[[ EXCERPTED RECORDS, beginning ]]

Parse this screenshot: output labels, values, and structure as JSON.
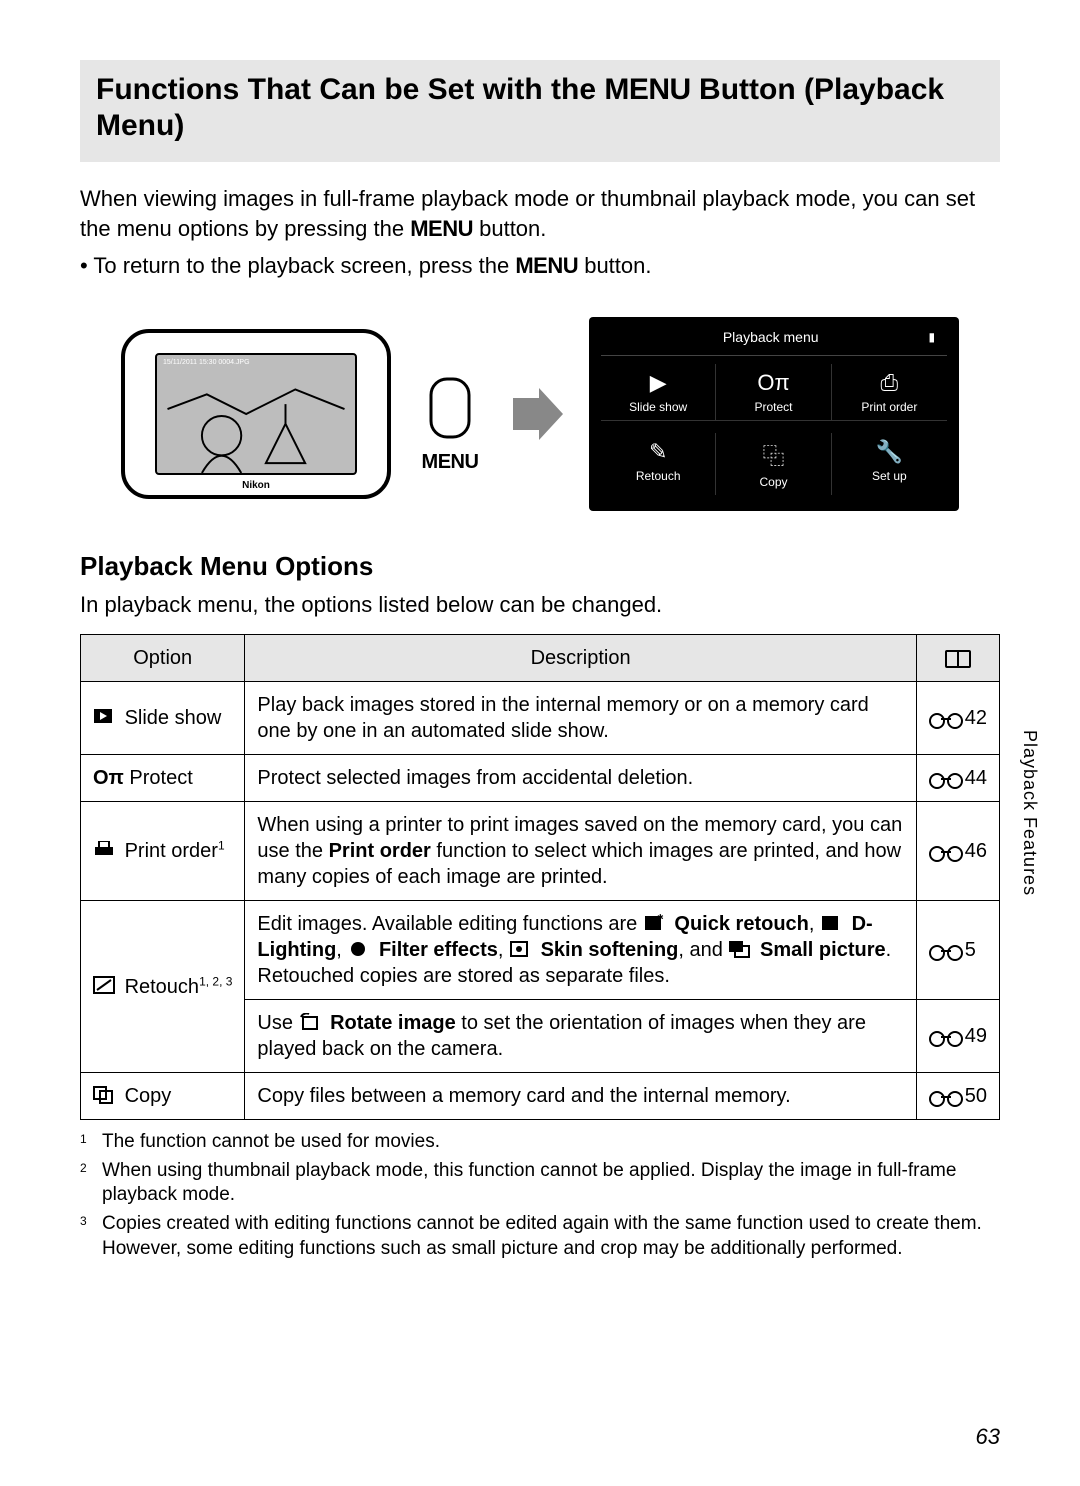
{
  "page_number": "63",
  "side_tab": "Playback Features",
  "h1_pre": "Functions That Can be Set with the ",
  "h1_menu": "MENU",
  "h1_post": " Button (Playback Menu)",
  "intro_line1": "When viewing images in full-frame playback mode or thumbnail playback mode, you can set the menu options by pressing the ",
  "intro_line1_post": " button.",
  "bullet1_pre": "To return to the playback screen, press the ",
  "bullet1_post": " button.",
  "menu_button_label": "MENU",
  "camera_top_text": "15/11/2011 15:30\n0004.JPG",
  "camera_brand": "Nikon",
  "menu_panel": {
    "title": "Playback menu",
    "items": [
      {
        "icon": "▶",
        "label": "Slide show"
      },
      {
        "icon": "Oπ",
        "label": "Protect"
      },
      {
        "icon": "⎙",
        "label": "Print order"
      },
      {
        "icon": "✎",
        "label": "Retouch"
      },
      {
        "icon": "⿻",
        "label": "Copy"
      },
      {
        "icon": "🔧",
        "label": "Set up"
      }
    ]
  },
  "h2": "Playback Menu Options",
  "lead": "In playback menu, the options listed below can be changed.",
  "table": {
    "head": {
      "option": "Option",
      "description": "Description"
    },
    "rows": [
      {
        "icon": "slideshow-icon",
        "option": "Slide show",
        "sup": "",
        "description": "Play back images stored in the internal memory or on a memory card one by one in an automated slide show.",
        "ref": "42"
      },
      {
        "icon": "protect-icon",
        "option_pre": "O",
        "option": " Protect",
        "sup": "",
        "description": "Protect selected images from accidental deletion.",
        "ref": "44"
      },
      {
        "icon": "print-order-icon",
        "option": "Print order",
        "sup": "1",
        "desc_pre": "When using a printer to print images saved on the memory card, you can use the ",
        "desc_bold": "Print order",
        "desc_post": " function to select which images are printed, and how many copies of each image are printed.",
        "ref": "46"
      },
      {
        "icon": "retouch-icon",
        "option": "Retouch",
        "sup": "1, 2, 3",
        "retouch_text": {
          "t1": "Edit images. Available editing functions are ",
          "b1": "Quick retouch",
          "t2": ", ",
          "b2": "D-Lighting",
          "t3": ", ",
          "b3": "Filter effects",
          "t4": ", ",
          "b4": "Skin softening",
          "t5": ", and ",
          "b5": "Small picture",
          "t6": ". Retouched copies are stored as separate files."
        },
        "ref": "5"
      },
      {
        "rotate_text": {
          "t1": "Use ",
          "b1": "Rotate image",
          "t2": " to set the orientation of images when they are played back on the camera."
        },
        "ref": "49"
      },
      {
        "icon": "copy-icon",
        "option": "Copy",
        "sup": "",
        "description": "Copy files between a memory card and the internal memory.",
        "ref": "50"
      }
    ]
  },
  "footnotes": [
    "The function cannot be used for movies.",
    "When using thumbnail playback mode, this function cannot be applied. Display the image in full-frame playback mode.",
    "Copies created with editing functions cannot be edited again with the same function used to create them. However, some editing functions such as small picture and crop may be additionally performed."
  ]
}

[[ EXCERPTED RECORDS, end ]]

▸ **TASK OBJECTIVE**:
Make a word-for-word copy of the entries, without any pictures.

▸ **EXERCISE SOLUTION**:
Parse this screenshot: output labels, values, and structure as JSON.
{
  "page_number": "63",
  "side_tab": "Playback Features",
  "h1_pre": "Functions That Can be Set with the ",
  "h1_menu": "MENU",
  "h1_post": " Button (Playback Menu)",
  "intro_line1": "When viewing images in full-frame playback mode or thumbnail playback mode, you can set the menu options by pressing the ",
  "intro_line1_post": " button.",
  "bullet1_pre": "To return to the playback screen, press the ",
  "bullet1_post": " button.",
  "menu_button_label": "MENU",
  "camera_top_text": "15/11/2011 15:30\n0004.JPG",
  "camera_brand": "Nikon",
  "menu_panel": {
    "title": "Playback menu",
    "items": [
      {
        "icon": "▶",
        "label": "Slide show"
      },
      {
        "icon": "Oπ",
        "label": "Protect"
      },
      {
        "icon": "⎙",
        "label": "Print order"
      },
      {
        "icon": "✎",
        "label": "Retouch"
      },
      {
        "icon": "⿻",
        "label": "Copy"
      },
      {
        "icon": "🔧",
        "label": "Set up"
      }
    ]
  },
  "h2": "Playback Menu Options",
  "lead": "In playback menu, the options listed below can be changed.",
  "table": {
    "head": {
      "option": "Option",
      "description": "Description"
    },
    "rows": [
      {
        "icon": "slideshow-icon",
        "option": "Slide show",
        "sup": "",
        "description": "Play back images stored in the internal memory or on a memory card one by one in an automated slide show.",
        "ref": "42"
      },
      {
        "icon": "protect-icon",
        "option_pre": "O",
        "option": " Protect",
        "sup": "",
        "description": "Protect selected images from accidental deletion.",
        "ref": "44"
      },
      {
        "icon": "print-order-icon",
        "option": "Print order",
        "sup": "1",
        "desc_pre": "When using a printer to print images saved on the memory card, you can use the ",
        "desc_bold": "Print order",
        "desc_post": " function to select which images are printed, and how many copies of each image are printed.",
        "ref": "46"
      },
      {
        "icon": "retouch-icon",
        "option": "Retouch",
        "sup": "1, 2, 3",
        "retouch_text": {
          "t1": "Edit images. Available editing functions are ",
          "b1": "Quick retouch",
          "t2": ", ",
          "b2": "D-Lighting",
          "t3": ", ",
          "b3": "Filter effects",
          "t4": ", ",
          "b4": "Skin softening",
          "t5": ", and ",
          "b5": "Small picture",
          "t6": ". Retouched copies are stored as separate files."
        },
        "ref": "5"
      },
      {
        "rotate_text": {
          "t1": "Use ",
          "b1": "Rotate image",
          "t2": " to set the orientation of images when they are played back on the camera."
        },
        "ref": "49"
      },
      {
        "icon": "copy-icon",
        "option": "Copy",
        "sup": "",
        "description": "Copy files between a memory card and the internal memory.",
        "ref": "50"
      }
    ]
  },
  "footnotes": [
    "The function cannot be used for movies.",
    "When using thumbnail playback mode, this function cannot be applied. Display the image in full-frame playback mode.",
    "Copies created with editing functions cannot be edited again with the same function used to create them. However, some editing functions such as small picture and crop may be additionally performed."
  ]
}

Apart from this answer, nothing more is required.